Working data:

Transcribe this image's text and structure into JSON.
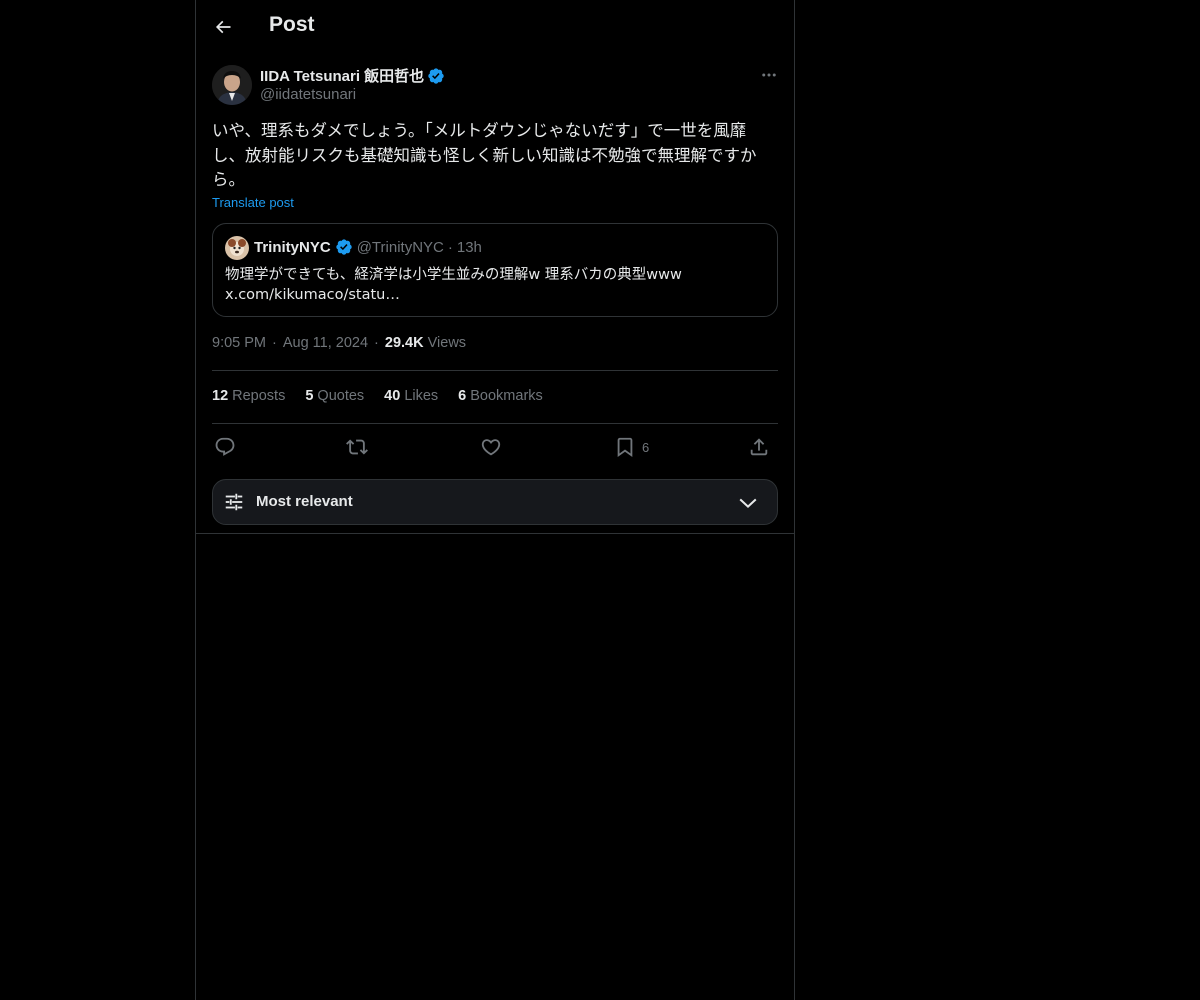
{
  "header": {
    "title": "Post",
    "back_icon": "arrow-left-icon"
  },
  "post": {
    "author_name": "IIDA Tetsunari 飯田哲也",
    "author_handle": "@iidatetsunari",
    "verified_icon": "verified-badge-icon",
    "more_icon": "more-horizontal-icon",
    "text": "いや、理系もダメでしょう。「メルトダウンじゃないだす」で一世を風靡し、放射能リスクも基礎知識も怪しく新しい知識は不勉強で無理解ですから。",
    "translate_label": "Translate post"
  },
  "quote": {
    "name": "TrinityNYC",
    "handle": "@TrinityNYC",
    "dot": "·",
    "time": "13h",
    "line1": "物理学ができても、経済学は小学生並みの理解w  理系バカの典型www",
    "line2": "x.com/kikumaco/statu…"
  },
  "meta": {
    "time": "9:05 PM",
    "sep1": "·",
    "date": "Aug 11, 2024",
    "sep2": "·",
    "views_count": "29.4K",
    "views_label": "Views"
  },
  "stats": {
    "reposts_count": "12",
    "reposts_label": "Reposts",
    "quotes_count": "5",
    "quotes_label": "Quotes",
    "likes_count": "40",
    "likes_label": "Likes",
    "bookmarks_count": "6",
    "bookmarks_label": "Bookmarks"
  },
  "actions": {
    "reply_icon": "reply-icon",
    "repost_icon": "repost-icon",
    "like_icon": "heart-icon",
    "bookmark_icon": "bookmark-icon",
    "bookmark_count": "6",
    "share_icon": "share-icon"
  },
  "sort": {
    "label": "Most relevant",
    "icon": "sliders-icon",
    "chevron": "chevron-down-icon"
  },
  "colors": {
    "background": "#000000",
    "accent": "#1d9bf0",
    "text": "#e7e9ea",
    "muted": "#71767b",
    "border": "#2f3336"
  }
}
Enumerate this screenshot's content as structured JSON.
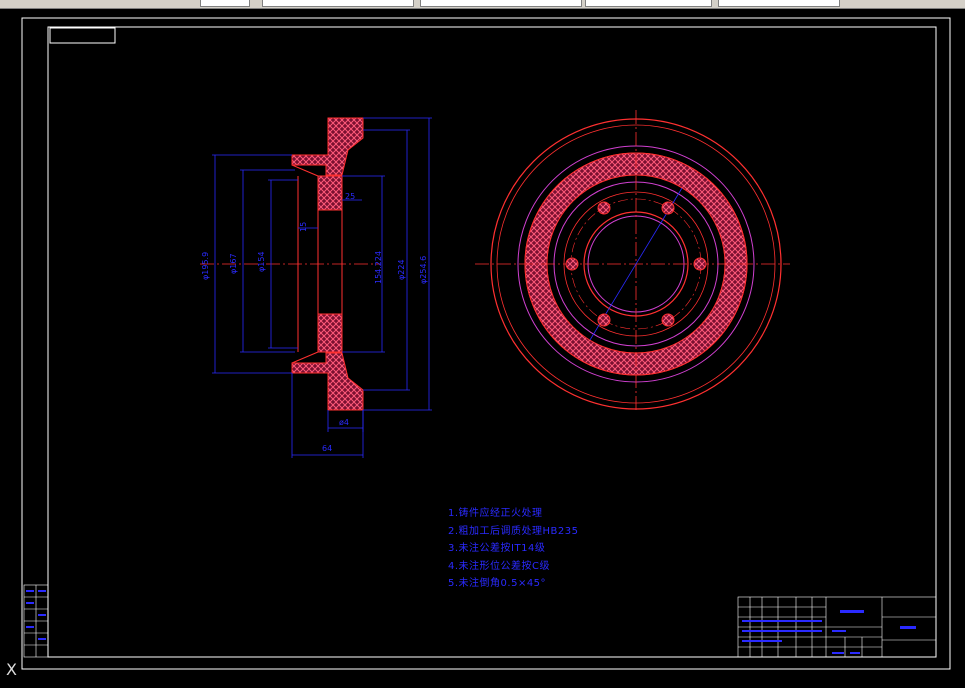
{
  "drawing": {
    "notes": [
      "1.铸件应经正火处理",
      "2.粗加工后调质处理HB235",
      "3.未注公差按IT14级",
      "4.未注形位公差按C级",
      "5.未注倒角0.5×45°"
    ],
    "dimensions": {
      "d_left_outer": "φ195.9",
      "d_left_mid": "φ167",
      "d_left_inner": "φ154",
      "d_right_154": "154.224",
      "d_right_224": "φ224",
      "d_right_outer": "φ254.6",
      "width_64": "64",
      "thick_15": "15",
      "small_8": "ø4",
      "small_24": "25"
    },
    "ucs_marker": "X"
  }
}
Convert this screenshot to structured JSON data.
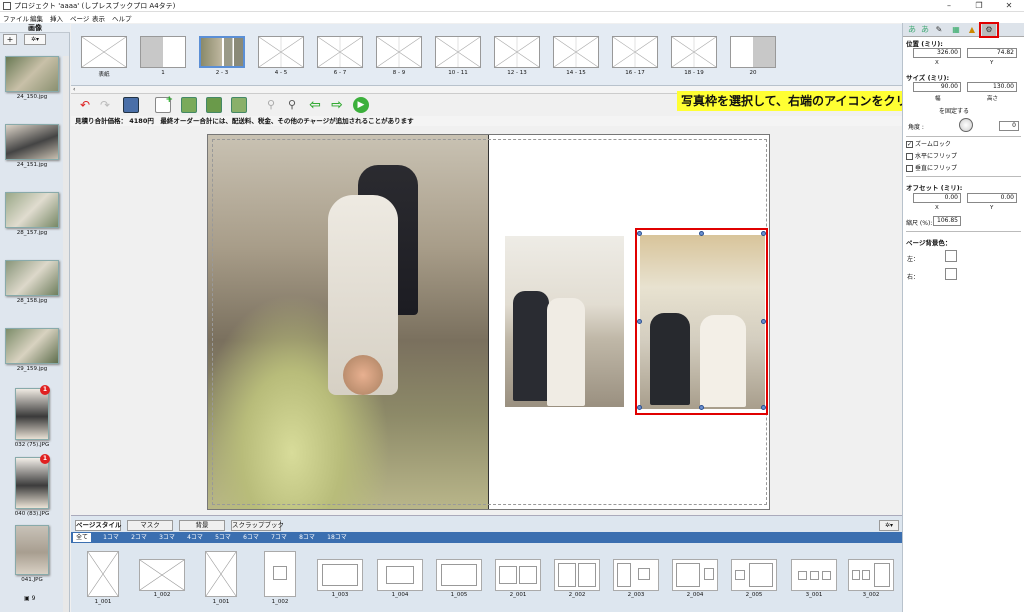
{
  "window": {
    "title": "プロジェクト 'aaaa' (しプレスブックプロ A4タテ)"
  },
  "menu": [
    "ファイル",
    "編集",
    "挿入",
    "ページ",
    "表示",
    "ヘルプ"
  ],
  "left_panel": {
    "title": "画像",
    "add_label": "+",
    "settings_label": "✲▾",
    "images": [
      {
        "label": "24_150.jpg",
        "badge": ""
      },
      {
        "label": "24_151.jpg",
        "badge": ""
      },
      {
        "label": "28_157.jpg",
        "badge": ""
      },
      {
        "label": "28_158.jpg",
        "badge": ""
      },
      {
        "label": "29_159.jpg",
        "badge": ""
      },
      {
        "label": "032 (75).JPG",
        "badge": "1"
      },
      {
        "label": "040 (83).JPG",
        "badge": "1"
      },
      {
        "label": "041.JPG",
        "badge": ""
      }
    ],
    "count": "9"
  },
  "page_strip": [
    "表紙",
    "1",
    "2 - 3",
    "4 - 5",
    "6 - 7",
    "8 - 9",
    "10 - 11",
    "12 - 13",
    "14 - 15",
    "16 - 17",
    "18 - 19",
    "20"
  ],
  "price_bar": "見積り合計価格： 4180円　最終オーダー合計には、配送料、税金、その他のチャージが追加されることがあります",
  "tooltip": "写真枠を選択して、右端のアイコンをクリック",
  "bottom_tabs": [
    "ページスタイル",
    "マスク",
    "背景",
    "スクラップブック"
  ],
  "bottom_subtabs": [
    "全て",
    "1コマ",
    "2コマ",
    "3コマ",
    "4コマ",
    "5コマ",
    "6コマ",
    "7コマ",
    "8コマ",
    "18コマ"
  ],
  "layouts": [
    "1_001",
    "1_002",
    "1_001",
    "1_002",
    "1_003",
    "1_004",
    "1_005",
    "2_001",
    "2_002",
    "2_003",
    "2_004",
    "2_005",
    "3_001",
    "3_002"
  ],
  "right_panel": {
    "tabs": [
      "あ",
      "あ",
      "✎",
      "▦",
      "▲",
      "⚙"
    ],
    "position_label": "位置 (ミリ):",
    "position_x": "326.00",
    "position_y": "74.82",
    "x_label": "X",
    "y_label": "Y",
    "size_label": "サイズ (ミリ):",
    "size_w": "90.00",
    "size_h": "130.00",
    "width_label": "幅",
    "height_label": "高さ",
    "fix_ratio": "を固定する",
    "angle_label": "角度 :",
    "angle_value": "0",
    "zoom_lock": "ズームロック",
    "flip_h": "水平にフリップ",
    "flip_v": "垂直にフリップ",
    "offset_label": "オフセット (ミリ):",
    "offset_x": "0.00",
    "offset_y": "0.00",
    "scale_label": "縮尺 (%):",
    "scale_value": "106.85",
    "bg_label": "ページ背景色：",
    "left_label": "左：",
    "right_label": "右："
  }
}
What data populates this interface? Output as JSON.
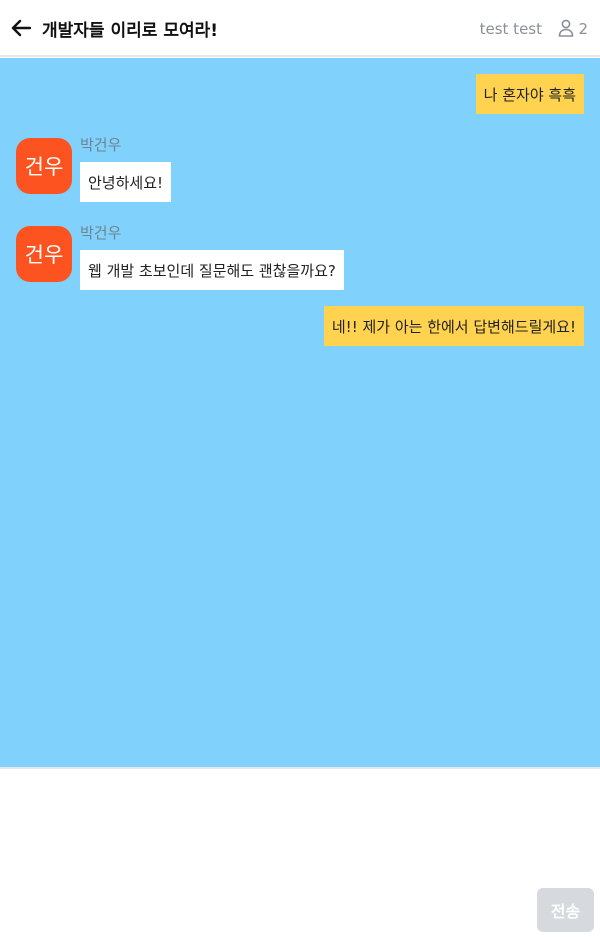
{
  "header": {
    "title": "개발자들 이리로 모여라!",
    "user_name": "test test",
    "member_count": "2",
    "back_icon": "arrow-left-icon",
    "member_icon": "person-icon"
  },
  "messages": [
    {
      "type": "mine",
      "text": "나 혼자야 흑흑"
    },
    {
      "type": "theirs",
      "sender": "박건우",
      "avatar_text": "건우",
      "text": "안녕하세요!"
    },
    {
      "type": "theirs",
      "sender": "박건우",
      "avatar_text": "건우",
      "text": "웹 개발 초보인데 질문해도 괜찮을까요?"
    },
    {
      "type": "mine",
      "text": "네!! 제가 아는 한에서 답변해드릴게요!"
    }
  ],
  "composer": {
    "value": "",
    "send_label": "전송"
  },
  "colors": {
    "chat_background": "#80d2fc",
    "my_bubble": "#ffd24f",
    "their_bubble": "#ffffff",
    "avatar": "#fd5321",
    "send_button_disabled": "#d6d9de"
  }
}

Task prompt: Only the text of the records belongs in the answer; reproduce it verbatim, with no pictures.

Result below:
Transcribe this image's text and structure into JSON.
{
  "header": {
    "title": "Post",
    "back_icon": "arrow-left-icon"
  },
  "post": {
    "author_name": "IIDA Tetsunari 飯田哲也",
    "author_handle": "@iidatetsunari",
    "verified_icon": "verified-badge-icon",
    "more_icon": "more-horizontal-icon",
    "text": "いや、理系もダメでしょう。「メルトダウンじゃないだす」で一世を風靡し、放射能リスクも基礎知識も怪しく新しい知識は不勉強で無理解ですから。",
    "translate_label": "Translate post"
  },
  "quote": {
    "name": "TrinityNYC",
    "handle": "@TrinityNYC",
    "dot": "·",
    "time": "13h",
    "line1": "物理学ができても、経済学は小学生並みの理解w  理系バカの典型www",
    "line2": "x.com/kikumaco/statu…"
  },
  "meta": {
    "time": "9:05 PM",
    "sep1": "·",
    "date": "Aug 11, 2024",
    "sep2": "·",
    "views_count": "29.4K",
    "views_label": "Views"
  },
  "stats": {
    "reposts_count": "12",
    "reposts_label": "Reposts",
    "quotes_count": "5",
    "quotes_label": "Quotes",
    "likes_count": "40",
    "likes_label": "Likes",
    "bookmarks_count": "6",
    "bookmarks_label": "Bookmarks"
  },
  "actions": {
    "reply_icon": "reply-icon",
    "repost_icon": "repost-icon",
    "like_icon": "heart-icon",
    "bookmark_icon": "bookmark-icon",
    "bookmark_count": "6",
    "share_icon": "share-icon"
  },
  "sort": {
    "label": "Most relevant",
    "icon": "sliders-icon",
    "chevron": "chevron-down-icon"
  },
  "colors": {
    "background": "#000000",
    "accent": "#1d9bf0",
    "text": "#e7e9ea",
    "muted": "#71767b",
    "border": "#2f3336"
  }
}
Enumerate this screenshot's content as structured JSON.
{
  "drawing": {
    "notes": [
      "1.铸件应经正火处理",
      "2.粗加工后调质处理HB235",
      "3.未注公差按IT14级",
      "4.未注形位公差按C级",
      "5.未注倒角0.5×45°"
    ],
    "dimensions": {
      "d_left_outer": "φ195.9",
      "d_left_mid": "φ167",
      "d_left_inner": "φ154",
      "d_right_154": "154.224",
      "d_right_224": "φ224",
      "d_right_outer": "φ254.6",
      "width_64": "64",
      "thick_15": "15",
      "small_8": "ø4",
      "small_24": "25"
    },
    "ucs_marker": "X"
  }
}
Convert this screenshot to structured JSON data.
{
  "window": {
    "title": "プロジェクト 'aaaa' (しプレスブックプロ A4タテ)"
  },
  "menu": [
    "ファイル",
    "編集",
    "挿入",
    "ページ",
    "表示",
    "ヘルプ"
  ],
  "left_panel": {
    "title": "画像",
    "add_label": "+",
    "settings_label": "✲▾",
    "images": [
      {
        "label": "24_150.jpg",
        "badge": ""
      },
      {
        "label": "24_151.jpg",
        "badge": ""
      },
      {
        "label": "28_157.jpg",
        "badge": ""
      },
      {
        "label": "28_158.jpg",
        "badge": ""
      },
      {
        "label": "29_159.jpg",
        "badge": ""
      },
      {
        "label": "032 (75).JPG",
        "badge": "1"
      },
      {
        "label": "040 (83).JPG",
        "badge": "1"
      },
      {
        "label": "041.JPG",
        "badge": ""
      }
    ],
    "count": "9"
  },
  "page_strip": [
    "表紙",
    "1",
    "2 - 3",
    "4 - 5",
    "6 - 7",
    "8 - 9",
    "10 - 11",
    "12 - 13",
    "14 - 15",
    "16 - 17",
    "18 - 19",
    "20"
  ],
  "price_bar": "見積り合計価格： 4180円　最終オーダー合計には、配送料、税金、その他のチャージが追加されることがあります",
  "tooltip": "写真枠を選択して、右端のアイコンをクリック",
  "bottom_tabs": [
    "ページスタイル",
    "マスク",
    "背景",
    "スクラップブック"
  ],
  "bottom_subtabs": [
    "全て",
    "1コマ",
    "2コマ",
    "3コマ",
    "4コマ",
    "5コマ",
    "6コマ",
    "7コマ",
    "8コマ",
    "18コマ"
  ],
  "layouts": [
    "1_001",
    "1_002",
    "1_001",
    "1_002",
    "1_003",
    "1_004",
    "1_005",
    "2_001",
    "2_002",
    "2_003",
    "2_004",
    "2_005",
    "3_001",
    "3_002"
  ],
  "right_panel": {
    "tabs": [
      "あ",
      "あ",
      "✎",
      "▦",
      "▲",
      "⚙"
    ],
    "position_label": "位置 (ミリ):",
    "position_x": "326.00",
    "position_y": "74.82",
    "x_label": "X",
    "y_label": "Y",
    "size_label": "サイズ (ミリ):",
    "size_w": "90.00",
    "size_h": "130.00",
    "width_label": "幅",
    "height_label": "高さ",
    "fix_ratio": "を固定する",
    "angle_label": "角度 :",
    "angle_value": "0",
    "zoom_lock": "ズームロック",
    "flip_h": "水平にフリップ",
    "flip_v": "垂直にフリップ",
    "offset_label": "オフセット (ミリ):",
    "offset_x": "0.00",
    "offset_y": "0.00",
    "scale_label": "縮尺 (%):",
    "scale_value": "106.85",
    "bg_label": "ページ背景色：",
    "left_label": "左：",
    "right_label": "右："
  }
}
What data populates this interface? Output as JSON.
{
  "header": {
    "title": "개발자들 이리로 모여라!",
    "user_name": "test test",
    "member_count": "2",
    "back_icon": "arrow-left-icon",
    "member_icon": "person-icon"
  },
  "messages": [
    {
      "type": "mine",
      "text": "나 혼자야 흑흑"
    },
    {
      "type": "theirs",
      "sender": "박건우",
      "avatar_text": "건우",
      "text": "안녕하세요!"
    },
    {
      "type": "theirs",
      "sender": "박건우",
      "avatar_text": "건우",
      "text": "웹 개발 초보인데 질문해도 괜찮을까요?"
    },
    {
      "type": "mine",
      "text": "네!! 제가 아는 한에서 답변해드릴게요!"
    }
  ],
  "composer": {
    "value": "",
    "send_label": "전송"
  },
  "colors": {
    "chat_background": "#80d2fc",
    "my_bubble": "#ffd24f",
    "their_bubble": "#ffffff",
    "avatar": "#fd5321",
    "send_button_disabled": "#d6d9de"
  }
}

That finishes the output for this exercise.